• Assignment
The answer must consist of every line in the records that contains the word "ChangeLogMgt".

• Data shown
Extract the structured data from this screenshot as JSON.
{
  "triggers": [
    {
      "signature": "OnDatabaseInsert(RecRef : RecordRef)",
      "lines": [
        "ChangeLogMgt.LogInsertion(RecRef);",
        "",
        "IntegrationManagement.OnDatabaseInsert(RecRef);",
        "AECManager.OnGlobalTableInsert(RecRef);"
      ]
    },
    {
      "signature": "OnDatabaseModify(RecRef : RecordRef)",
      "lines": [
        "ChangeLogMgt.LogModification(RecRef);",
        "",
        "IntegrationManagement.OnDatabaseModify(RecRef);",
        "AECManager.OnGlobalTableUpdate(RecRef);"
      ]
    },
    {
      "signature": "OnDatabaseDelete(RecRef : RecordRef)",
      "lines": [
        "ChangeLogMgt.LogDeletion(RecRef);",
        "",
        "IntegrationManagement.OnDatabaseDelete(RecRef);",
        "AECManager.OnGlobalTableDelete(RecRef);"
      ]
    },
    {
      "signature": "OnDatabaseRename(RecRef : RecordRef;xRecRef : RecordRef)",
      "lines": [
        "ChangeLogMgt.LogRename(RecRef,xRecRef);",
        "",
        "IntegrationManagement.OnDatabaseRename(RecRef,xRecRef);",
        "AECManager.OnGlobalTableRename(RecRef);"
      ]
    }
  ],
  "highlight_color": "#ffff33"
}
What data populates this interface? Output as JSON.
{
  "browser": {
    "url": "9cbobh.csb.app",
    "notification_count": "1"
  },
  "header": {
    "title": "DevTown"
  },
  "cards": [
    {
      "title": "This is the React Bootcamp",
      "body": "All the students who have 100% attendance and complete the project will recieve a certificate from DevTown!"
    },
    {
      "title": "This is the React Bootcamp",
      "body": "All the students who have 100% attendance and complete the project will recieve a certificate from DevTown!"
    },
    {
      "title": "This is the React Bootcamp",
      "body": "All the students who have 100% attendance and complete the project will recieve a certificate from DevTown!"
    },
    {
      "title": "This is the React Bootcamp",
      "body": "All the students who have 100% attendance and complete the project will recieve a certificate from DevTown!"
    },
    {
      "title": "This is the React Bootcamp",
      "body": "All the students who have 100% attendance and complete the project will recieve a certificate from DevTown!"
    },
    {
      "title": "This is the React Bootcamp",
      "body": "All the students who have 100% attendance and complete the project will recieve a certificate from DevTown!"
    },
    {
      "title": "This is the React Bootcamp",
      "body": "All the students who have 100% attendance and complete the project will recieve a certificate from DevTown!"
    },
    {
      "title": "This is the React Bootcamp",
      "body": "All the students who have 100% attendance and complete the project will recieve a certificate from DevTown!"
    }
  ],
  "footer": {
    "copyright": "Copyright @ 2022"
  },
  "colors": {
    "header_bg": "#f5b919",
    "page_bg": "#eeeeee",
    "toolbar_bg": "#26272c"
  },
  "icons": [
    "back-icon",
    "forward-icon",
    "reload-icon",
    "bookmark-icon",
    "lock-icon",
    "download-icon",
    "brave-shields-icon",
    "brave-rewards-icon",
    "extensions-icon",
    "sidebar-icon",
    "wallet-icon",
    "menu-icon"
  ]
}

• Answer to the problem
        "ChangeLogMgt.LogInsertion(RecRef);",
        "ChangeLogMgt.LogModification(RecRef);",
        "ChangeLogMgt.LogDeletion(RecRef);",
        "ChangeLogMgt.LogRename(RecRef,xRecRef);",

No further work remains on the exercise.